We are happy to announce the arrival of the Tanner Library, the personal collection of some 6,000 works dating from the early 17th century belonging to the late Professor Godfrey Tanner (1927-2002). Previously housed at his residence known as "The Bestiary", highlights of the collection include the beautiful engraved works of antiquities from Etruria and Herculanum by Francois Anne David (1741-1824)
Professor Tanner started seriously collecting books when he went on a scholarship to Cambridge in 1950. During this time he opened accounts at the leading Cambridge bookshops from which he regularly ordered books when he returned to Australia. Opportunities for study leave and particularly conference leave, when plane travel became widely available in the 1970s, enabled him to considerably strengthen his collection with rare books in the areas of his major academic interests.
Professor Tanner’s antiquarian books are mainly texts and commentaries on Latin and Greek classics. They are not only a fine complement to the present collection of pre-1800 religious books in the Auchmuty Library but a very valuable research acquisition for Australian scholars interested in the classics and the history of the Western tradition of ideas and artifacts. In Newcastle they also help provide through exhibitions and other Rare Book activities such as lectures an exposure to artifacts from times before much of our own history, reaching back as far as the sixteenth century.
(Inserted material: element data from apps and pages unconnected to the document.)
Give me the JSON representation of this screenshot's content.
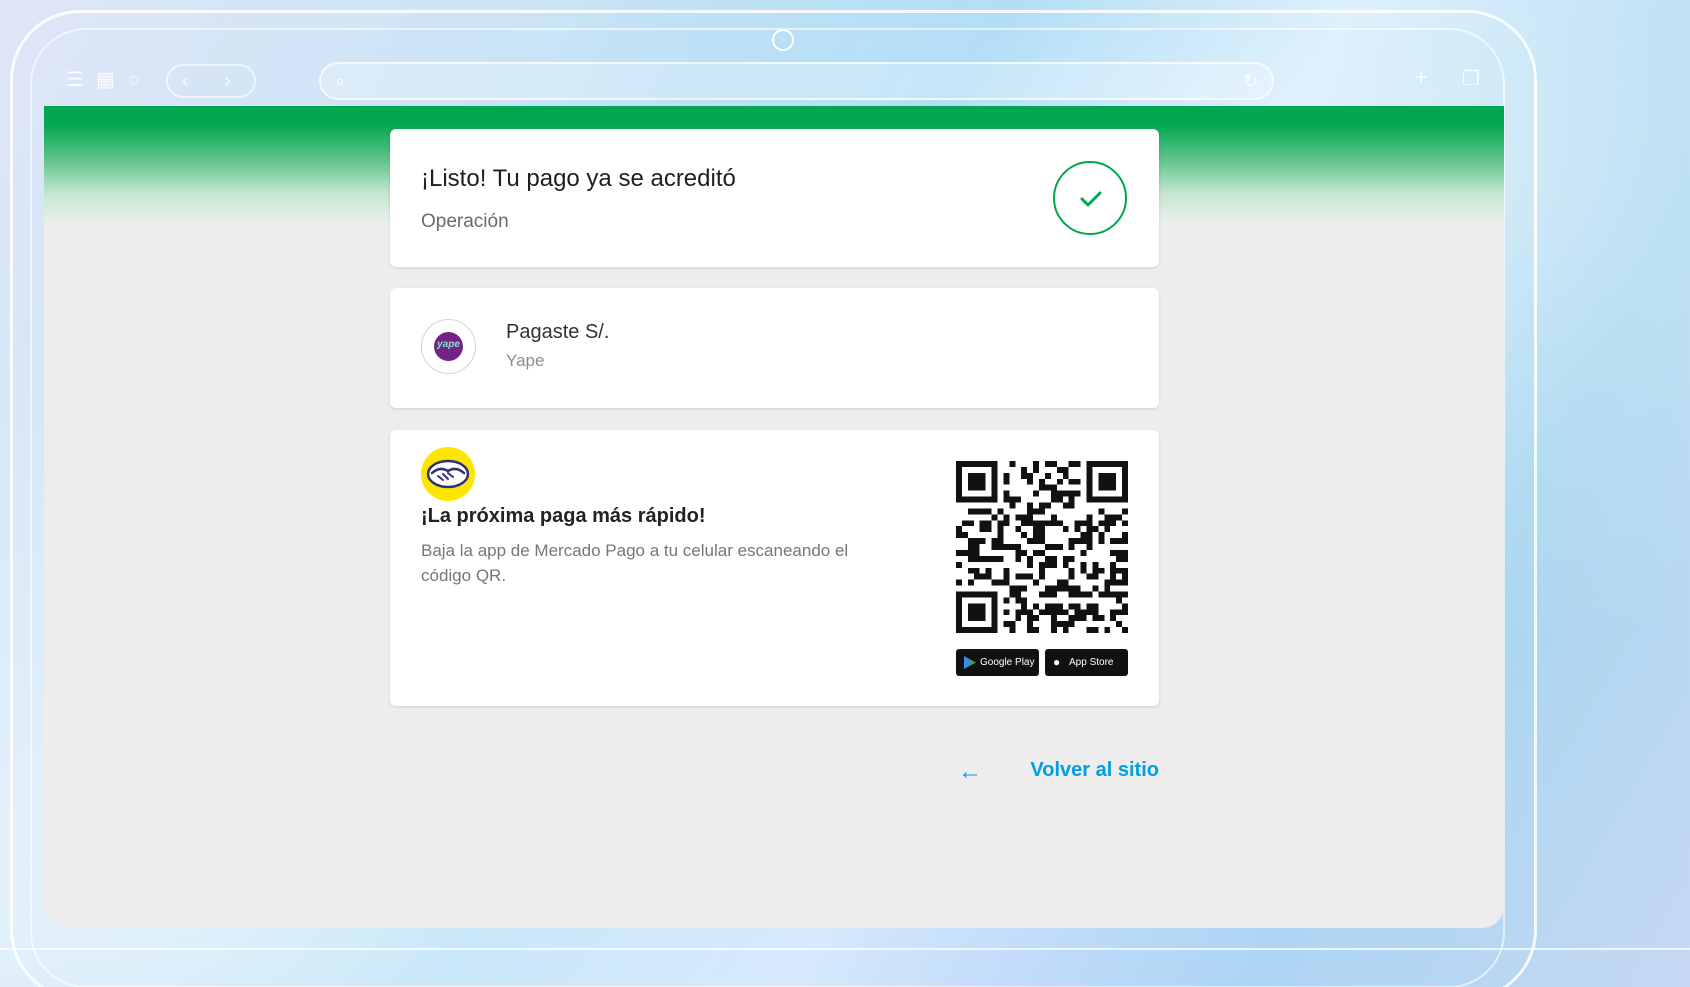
{
  "window": {
    "icons": [
      "menu-icon",
      "grid-icon",
      "back-icon",
      "forward-icon",
      "search-icon",
      "reload-icon",
      "new-tab-icon",
      "tabs-icon"
    ]
  },
  "colors": {
    "brand_green": "#00a650",
    "link_blue": "#009ee3",
    "background": "#ededed",
    "mp_yellow": "#ffe600",
    "yape_purple": "#742284"
  },
  "status_card": {
    "title": "¡Listo! Tu pago ya se acreditó",
    "subtitle": "Operación",
    "icon": "check-icon"
  },
  "payment_card": {
    "title": "Pagaste S/.",
    "method": "Yape",
    "logo_text": "yape"
  },
  "promo_card": {
    "title": "¡La próxima paga más rápido!",
    "description": "Baja la app de Mercado Pago a tu celular escaneando el código QR.",
    "stores": [
      {
        "label": "Google Play",
        "icon": "google-play-icon"
      },
      {
        "label": "App Store",
        "icon": "apple-icon"
      }
    ]
  },
  "footer": {
    "back_label": "Volver al sitio",
    "back_icon": "arrow-left-icon"
  }
}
The greater part of Professor Tanner’s library is composed of a wide number of books dealing with various aspects of the Classical Tradition. Texts of Latin and Greek classics, histories of the ancient world, its literature and ideas - religious, philosophical, social, political - studies in the form and development of ancient languages, commentaries on texts and so on in English, French and German. Here as before the collection is marked by the rarity of many of its works, especially the nineteenth century editions, which he was able to find in his many trips to Cambridge bookshops. They make up a valuable research collection for serious work in the Classics. The same would be true of the books dealing with Sanskrit and Indian studies which grew out of his classical interest and which he lectured on in the University both before and after his retirement.
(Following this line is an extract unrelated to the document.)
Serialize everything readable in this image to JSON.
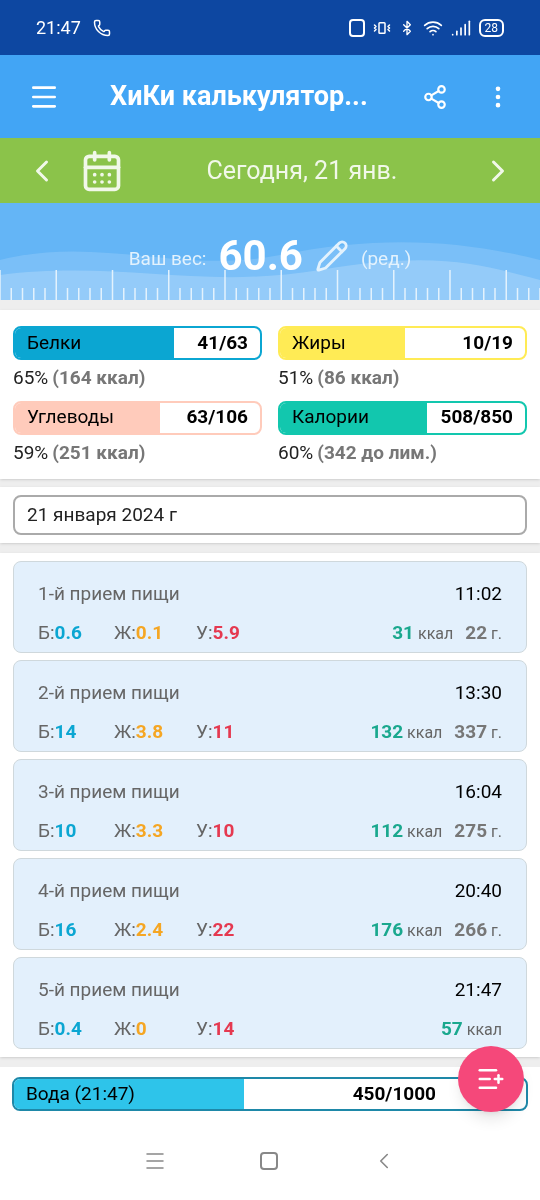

One class of works in the library which occurs in the two overlapping sections mentioned above is Professor Tanner’s interest in the history of the Christian tradition in antiquity and more recent times. He published a large number of articles in this broad area and his library contains many works relating to theological and church histories. Some of these works, in fine nineteenth century editions, were donated to him by a friend. They also include the recent and ongoing reprint of the great Migne edition of the Church Fathers to which he was subscribing.
Saint Hilary of Poitiers (A.D. c300-368),
Pictavorum episcopi quotquot extant opera, (Paris, 1631).
Other sections of his library which ought to be noted are his fine collection of reference works which are a useful addition for scholars working in the Rare Book Room, as is the case in other such rooms in university libraries. And there are many works, some exceedingly rare, dealing with the history of the university tradition, works relating to the Rig Veda and Indian religious tradition and other general issues about which he cared.
All told Professor Tanner’s library is a most valuable scholarly collection. It was built up over a large number of years with clear scholarly intent. He was aware of its value and anxious that it should be of use to his friends and scholars. There are not many personal libraries like it in Australia and in certain respects it is probably the only one of its kind. It would not be an easy task to try to assemble such a personal library of its range and depth today.